• **WORK TASK**
In the data below, locate each line with the word "计算机管理" and list it.

[Interface dataset entries]
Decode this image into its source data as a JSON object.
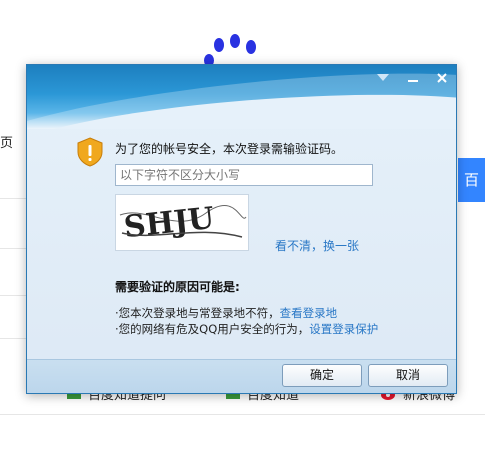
{
  "background": {
    "left_tab_fragment": "页",
    "search_button_fragment": "百",
    "links": [
      {
        "label": "百度知道提问",
        "icon": "baidu-zhidao-icon"
      },
      {
        "label": "百度知道",
        "icon": "baidu-zhidao-icon"
      },
      {
        "label": "新浪微博",
        "icon": "weibo-icon"
      }
    ],
    "logo_color": "#2932e1"
  },
  "dialog": {
    "title_buttons": [
      "menu-arrow-icon",
      "minimize-icon",
      "close-icon"
    ],
    "prompt": "为了您的帐号安全，本次登录需输验证码。",
    "code_input": {
      "value": "",
      "placeholder": "以下字符不区分大小写"
    },
    "captcha_text": "SHJU",
    "refresh_link": "看不清，换一张",
    "reason_title": "需要验证的原因可能是:",
    "reasons": [
      {
        "text": "·您本次登录地与常登录地不符，",
        "link": "查看登录地"
      },
      {
        "text": "·您的网络有危及QQ用户安全的行为，",
        "link": "设置登录保护"
      }
    ],
    "ok_label": "确定",
    "cancel_label": "取消",
    "accent_color": "#2a78c6"
  }
}
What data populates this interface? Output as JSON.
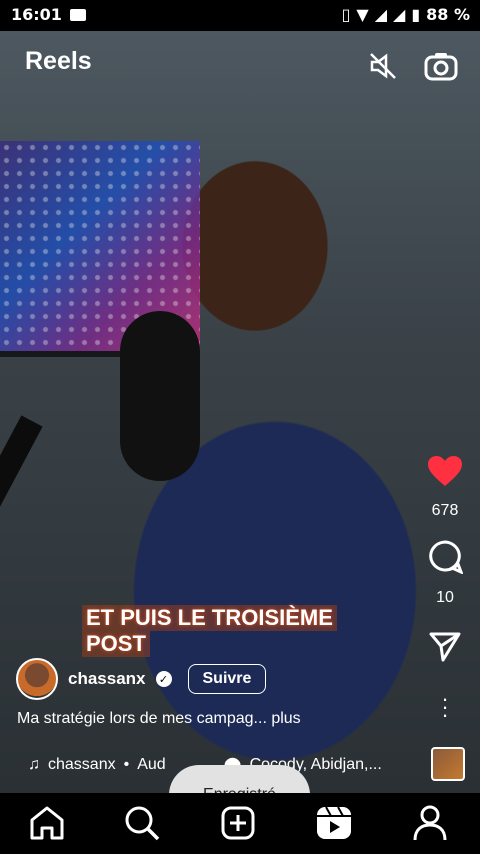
{
  "status_bar": {
    "time": "16:01",
    "battery": "88 %"
  },
  "header": {
    "title": "Reels"
  },
  "video": {
    "caption_line1": "ET PUIS LE TROISIÈME",
    "caption_line2": "POST"
  },
  "actions": {
    "likes": "678",
    "comments": "10"
  },
  "author": {
    "username": "chassanx",
    "follow_label": "Suivre"
  },
  "description": "Ma stratégie lors de mes campag... plus",
  "audio": {
    "artist": "chassanx",
    "separator": "•",
    "track": "Aud",
    "location": "Cocody, Abidjan,..."
  },
  "toast": "Enregistré"
}
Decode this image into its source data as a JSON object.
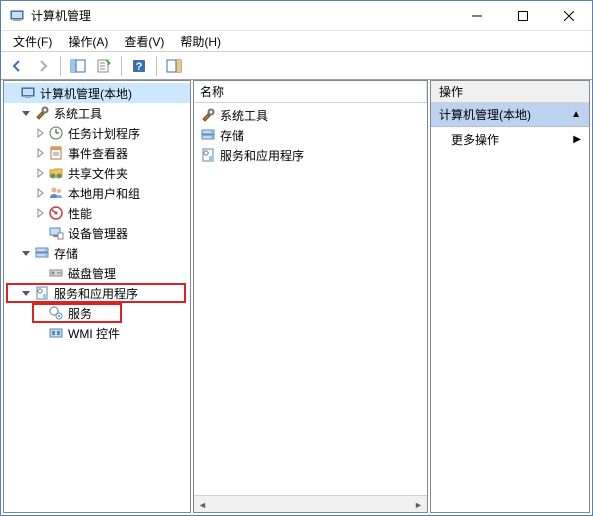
{
  "window": {
    "title": "计算机管理"
  },
  "menu": {
    "file": "文件(F)",
    "action": "操作(A)",
    "view": "查看(V)",
    "help": "帮助(H)"
  },
  "tree": {
    "root": "计算机管理(本地)",
    "system_tools": "系统工具",
    "task_scheduler": "任务计划程序",
    "event_viewer": "事件查看器",
    "shared_folders": "共享文件夹",
    "local_users": "本地用户和组",
    "performance": "性能",
    "device_manager": "设备管理器",
    "storage": "存储",
    "disk_management": "磁盘管理",
    "services_apps": "服务和应用程序",
    "services": "服务",
    "wmi": "WMI 控件"
  },
  "list": {
    "header_name": "名称",
    "items": {
      "system_tools": "系统工具",
      "storage": "存储",
      "services_apps": "服务和应用程序"
    }
  },
  "actions": {
    "header": "操作",
    "section_title": "计算机管理(本地)",
    "more_actions": "更多操作"
  }
}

• **SOLUTION TO THIS TASK**
    "title": "计算机管理"
    "root": "计算机管理(本地)",
    "section_title": "计算机管理(本地)",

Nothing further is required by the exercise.